Data under study:
· · · ·
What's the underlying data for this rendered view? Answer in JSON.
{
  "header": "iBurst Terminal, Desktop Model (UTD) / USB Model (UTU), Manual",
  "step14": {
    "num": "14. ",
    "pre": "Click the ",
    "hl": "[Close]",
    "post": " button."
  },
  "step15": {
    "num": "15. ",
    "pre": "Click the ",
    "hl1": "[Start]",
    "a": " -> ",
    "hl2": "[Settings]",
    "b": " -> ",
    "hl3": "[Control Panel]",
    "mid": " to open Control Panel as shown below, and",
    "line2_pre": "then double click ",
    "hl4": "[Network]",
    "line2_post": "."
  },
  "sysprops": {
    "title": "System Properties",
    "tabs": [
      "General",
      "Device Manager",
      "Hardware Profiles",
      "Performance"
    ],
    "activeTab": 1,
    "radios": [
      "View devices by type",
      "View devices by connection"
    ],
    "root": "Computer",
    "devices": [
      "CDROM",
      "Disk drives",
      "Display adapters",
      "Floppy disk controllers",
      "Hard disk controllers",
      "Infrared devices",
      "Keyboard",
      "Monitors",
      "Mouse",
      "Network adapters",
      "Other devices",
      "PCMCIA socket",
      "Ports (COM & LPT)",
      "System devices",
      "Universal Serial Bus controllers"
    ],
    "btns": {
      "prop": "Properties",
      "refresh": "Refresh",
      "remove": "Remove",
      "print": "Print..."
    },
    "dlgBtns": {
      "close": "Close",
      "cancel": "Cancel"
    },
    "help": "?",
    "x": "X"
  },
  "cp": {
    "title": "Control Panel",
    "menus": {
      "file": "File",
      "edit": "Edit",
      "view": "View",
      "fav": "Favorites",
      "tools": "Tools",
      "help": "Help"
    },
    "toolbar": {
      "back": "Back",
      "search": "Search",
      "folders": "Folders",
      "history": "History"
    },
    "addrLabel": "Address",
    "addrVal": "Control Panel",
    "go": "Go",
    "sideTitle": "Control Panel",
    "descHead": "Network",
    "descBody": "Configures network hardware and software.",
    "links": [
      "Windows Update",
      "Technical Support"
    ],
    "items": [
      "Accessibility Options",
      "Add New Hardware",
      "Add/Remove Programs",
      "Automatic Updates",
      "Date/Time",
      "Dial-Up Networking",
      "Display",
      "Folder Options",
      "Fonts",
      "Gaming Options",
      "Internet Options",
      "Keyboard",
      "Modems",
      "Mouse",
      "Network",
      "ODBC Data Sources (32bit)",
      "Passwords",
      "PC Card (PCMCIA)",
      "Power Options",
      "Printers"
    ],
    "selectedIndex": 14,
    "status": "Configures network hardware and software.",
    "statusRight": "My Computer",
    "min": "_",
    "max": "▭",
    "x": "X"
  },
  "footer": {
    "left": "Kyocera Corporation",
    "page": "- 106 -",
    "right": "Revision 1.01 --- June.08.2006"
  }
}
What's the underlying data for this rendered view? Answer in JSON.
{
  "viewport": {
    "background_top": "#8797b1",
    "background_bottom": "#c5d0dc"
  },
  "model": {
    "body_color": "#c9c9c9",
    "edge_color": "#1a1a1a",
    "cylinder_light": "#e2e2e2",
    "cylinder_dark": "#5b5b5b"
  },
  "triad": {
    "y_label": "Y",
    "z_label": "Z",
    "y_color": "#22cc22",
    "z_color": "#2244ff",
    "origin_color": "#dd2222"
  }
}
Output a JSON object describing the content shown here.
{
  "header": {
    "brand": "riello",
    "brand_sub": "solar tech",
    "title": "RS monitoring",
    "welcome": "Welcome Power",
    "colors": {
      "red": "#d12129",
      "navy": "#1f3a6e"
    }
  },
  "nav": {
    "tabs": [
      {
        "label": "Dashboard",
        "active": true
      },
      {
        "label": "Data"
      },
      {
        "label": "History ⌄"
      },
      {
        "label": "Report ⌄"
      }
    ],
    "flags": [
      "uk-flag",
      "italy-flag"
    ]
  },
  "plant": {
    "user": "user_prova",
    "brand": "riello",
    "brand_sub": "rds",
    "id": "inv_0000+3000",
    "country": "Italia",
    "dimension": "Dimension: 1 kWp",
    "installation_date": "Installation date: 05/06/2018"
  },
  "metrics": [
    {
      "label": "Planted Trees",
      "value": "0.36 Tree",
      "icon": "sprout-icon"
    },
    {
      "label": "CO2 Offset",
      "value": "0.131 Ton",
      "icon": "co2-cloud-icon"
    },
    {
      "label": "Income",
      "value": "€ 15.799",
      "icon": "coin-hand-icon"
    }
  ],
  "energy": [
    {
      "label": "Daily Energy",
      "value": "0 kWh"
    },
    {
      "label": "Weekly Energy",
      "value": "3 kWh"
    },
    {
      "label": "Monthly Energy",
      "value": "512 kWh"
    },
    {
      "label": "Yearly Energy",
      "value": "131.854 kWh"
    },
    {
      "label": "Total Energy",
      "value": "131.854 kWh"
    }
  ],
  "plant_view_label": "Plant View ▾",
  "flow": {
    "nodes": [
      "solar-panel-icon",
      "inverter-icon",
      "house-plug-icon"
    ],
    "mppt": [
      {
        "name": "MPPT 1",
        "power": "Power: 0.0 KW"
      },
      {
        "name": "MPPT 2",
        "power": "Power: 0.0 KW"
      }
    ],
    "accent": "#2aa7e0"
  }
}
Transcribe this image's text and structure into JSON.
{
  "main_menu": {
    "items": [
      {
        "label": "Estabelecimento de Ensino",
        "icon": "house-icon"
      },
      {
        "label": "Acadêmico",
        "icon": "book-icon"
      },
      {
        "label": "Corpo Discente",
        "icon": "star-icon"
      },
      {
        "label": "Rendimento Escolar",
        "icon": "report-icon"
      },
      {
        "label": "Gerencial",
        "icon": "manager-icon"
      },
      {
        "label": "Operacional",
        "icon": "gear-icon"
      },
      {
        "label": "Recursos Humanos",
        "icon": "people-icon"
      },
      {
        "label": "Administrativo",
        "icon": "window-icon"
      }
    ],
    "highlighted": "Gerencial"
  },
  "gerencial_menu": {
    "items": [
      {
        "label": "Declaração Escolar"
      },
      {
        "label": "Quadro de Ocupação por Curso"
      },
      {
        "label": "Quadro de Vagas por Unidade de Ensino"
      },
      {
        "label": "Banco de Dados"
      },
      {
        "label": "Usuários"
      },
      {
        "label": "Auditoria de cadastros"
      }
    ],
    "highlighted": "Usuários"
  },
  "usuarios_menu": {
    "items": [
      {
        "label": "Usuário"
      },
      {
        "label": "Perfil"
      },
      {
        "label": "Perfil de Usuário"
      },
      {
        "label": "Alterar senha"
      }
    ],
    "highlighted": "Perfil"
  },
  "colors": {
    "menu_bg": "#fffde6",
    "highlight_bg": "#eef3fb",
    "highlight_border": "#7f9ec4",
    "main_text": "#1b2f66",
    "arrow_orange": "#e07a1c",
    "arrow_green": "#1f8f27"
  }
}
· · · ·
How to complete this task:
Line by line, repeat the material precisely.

Answer to this task:
What's the underlying data for this rendered view? Answer in JSON.
{
  "header": "iBurst Terminal, Desktop Model (UTD) / USB Model (UTU), Manual",
  "step14": {
    "num": "14. ",
    "pre": "Click the ",
    "hl": "[Close]",
    "post": " button."
  },
  "step15": {
    "num": "15. ",
    "pre": "Click the ",
    "hl1": "[Start]",
    "a": " -> ",
    "hl2": "[Settings]",
    "b": " -> ",
    "hl3": "[Control Panel]",
    "mid": " to open Control Panel as shown below, and",
    "line2_pre": "then double click ",
    "hl4": "[Network]",
    "line2_post": "."
  },
  "sysprops": {
    "title": "System Properties",
    "tabs": [
      "General",
      "Device Manager",
      "Hardware Profiles",
      "Performance"
    ],
    "activeTab": 1,
    "radios": [
      "View devices by type",
      "View devices by connection"
    ],
    "root": "Computer",
    "devices": [
      "CDROM",
      "Disk drives",
      "Display adapters",
      "Floppy disk controllers",
      "Hard disk controllers",
      "Infrared devices",
      "Keyboard",
      "Monitors",
      "Mouse",
      "Network adapters",
      "Other devices",
      "PCMCIA socket",
      "Ports (COM & LPT)",
      "System devices",
      "Universal Serial Bus controllers"
    ],
    "btns": {
      "prop": "Properties",
      "refresh": "Refresh",
      "remove": "Remove",
      "print": "Print..."
    },
    "dlgBtns": {
      "close": "Close",
      "cancel": "Cancel"
    },
    "help": "?",
    "x": "X"
  },
  "cp": {
    "title": "Control Panel",
    "menus": {
      "file": "File",
      "edit": "Edit",
      "view": "View",
      "fav": "Favorites",
      "tools": "Tools",
      "help": "Help"
    },
    "toolbar": {
      "back": "Back",
      "search": "Search",
      "folders": "Folders",
      "history": "History"
    },
    "addrLabel": "Address",
    "addrVal": "Control Panel",
    "go": "Go",
    "sideTitle": "Control Panel",
    "descHead": "Network",
    "descBody": "Configures network hardware and software.",
    "links": [
      "Windows Update",
      "Technical Support"
    ],
    "items": [
      "Accessibility Options",
      "Add New Hardware",
      "Add/Remove Programs",
      "Automatic Updates",
      "Date/Time",
      "Dial-Up Networking",
      "Display",
      "Folder Options",
      "Fonts",
      "Gaming Options",
      "Internet Options",
      "Keyboard",
      "Modems",
      "Mouse",
      "Network",
      "ODBC Data Sources (32bit)",
      "Passwords",
      "PC Card (PCMCIA)",
      "Power Options",
      "Printers"
    ],
    "selectedIndex": 14,
    "status": "Configures network hardware and software.",
    "statusRight": "My Computer",
    "min": "_",
    "max": "▭",
    "x": "X"
  },
  "footer": {
    "left": "Kyocera Corporation",
    "page": "- 106 -",
    "right": "Revision 1.01 --- June.08.2006"
  }
}
What's the underlying data for this rendered view? Answer in JSON.
{
  "viewport": {
    "background_top": "#8797b1",
    "background_bottom": "#c5d0dc"
  },
  "model": {
    "body_color": "#c9c9c9",
    "edge_color": "#1a1a1a",
    "cylinder_light": "#e2e2e2",
    "cylinder_dark": "#5b5b5b"
  },
  "triad": {
    "y_label": "Y",
    "z_label": "Z",
    "y_color": "#22cc22",
    "z_color": "#2244ff",
    "origin_color": "#dd2222"
  }
}
Output a JSON object describing the content shown here.
{
  "header": {
    "brand": "riello",
    "brand_sub": "solar tech",
    "title": "RS monitoring",
    "welcome": "Welcome Power",
    "colors": {
      "red": "#d12129",
      "navy": "#1f3a6e"
    }
  },
  "nav": {
    "tabs": [
      {
        "label": "Dashboard",
        "active": true
      },
      {
        "label": "Data"
      },
      {
        "label": "History ⌄"
      },
      {
        "label": "Report ⌄"
      }
    ],
    "flags": [
      "uk-flag",
      "italy-flag"
    ]
  },
  "plant": {
    "user": "user_prova",
    "brand": "riello",
    "brand_sub": "rds",
    "id": "inv_0000+3000",
    "country": "Italia",
    "dimension": "Dimension: 1 kWp",
    "installation_date": "Installation date: 05/06/2018"
  },
  "metrics": [
    {
      "label": "Planted Trees",
      "value": "0.36 Tree",
      "icon": "sprout-icon"
    },
    {
      "label": "CO2 Offset",
      "value": "0.131 Ton",
      "icon": "co2-cloud-icon"
    },
    {
      "label": "Income",
      "value": "€ 15.799",
      "icon": "coin-hand-icon"
    }
  ],
  "energy": [
    {
      "label": "Daily Energy",
      "value": "0 kWh"
    },
    {
      "label": "Weekly Energy",
      "value": "3 kWh"
    },
    {
      "label": "Monthly Energy",
      "value": "512 kWh"
    },
    {
      "label": "Yearly Energy",
      "value": "131.854 kWh"
    },
    {
      "label": "Total Energy",
      "value": "131.854 kWh"
    }
  ],
  "plant_view_label": "Plant View ▾",
  "flow": {
    "nodes": [
      "solar-panel-icon",
      "inverter-icon",
      "house-plug-icon"
    ],
    "mppt": [
      {
        "name": "MPPT 1",
        "power": "Power: 0.0 KW"
      },
      {
        "name": "MPPT 2",
        "power": "Power: 0.0 KW"
      }
    ],
    "accent": "#2aa7e0"
  }
}
Transcribe this image's text and structure into JSON.
{
  "main_menu": {
    "items": [
      {
        "label": "Estabelecimento de Ensino",
        "icon": "house-icon"
      },
      {
        "label": "Acadêmico",
        "icon": "book-icon"
      },
      {
        "label": "Corpo Discente",
        "icon": "star-icon"
      },
      {
        "label": "Rendimento Escolar",
        "icon": "report-icon"
      },
      {
        "label": "Gerencial",
        "icon": "manager-icon"
      },
      {
        "label": "Operacional",
        "icon": "gear-icon"
      },
      {
        "label": "Recursos Humanos",
        "icon": "people-icon"
      },
      {
        "label": "Administrativo",
        "icon": "window-icon"
      }
    ],
    "highlighted": "Gerencial"
  },
  "gerencial_menu": {
    "items": [
      {
        "label": "Declaração Escolar"
      },
      {
        "label": "Quadro de Ocupação por Curso"
      },
      {
        "label": "Quadro de Vagas por Unidade de Ensino"
      },
      {
        "label": "Banco de Dados"
      },
      {
        "label": "Usuários"
      },
      {
        "label": "Auditoria de cadastros"
      }
    ],
    "highlighted": "Usuários"
  },
  "usuarios_menu": {
    "items": [
      {
        "label": "Usuário"
      },
      {
        "label": "Perfil"
      },
      {
        "label": "Perfil de Usuário"
      },
      {
        "label": "Alterar senha"
      }
    ],
    "highlighted": "Perfil"
  },
  "colors": {
    "menu_bg": "#fffde6",
    "highlight_bg": "#eef3fb",
    "highlight_border": "#7f9ec4",
    "main_text": "#1b2f66",
    "arrow_orange": "#e07a1c",
    "arrow_green": "#1f8f27"
  }
}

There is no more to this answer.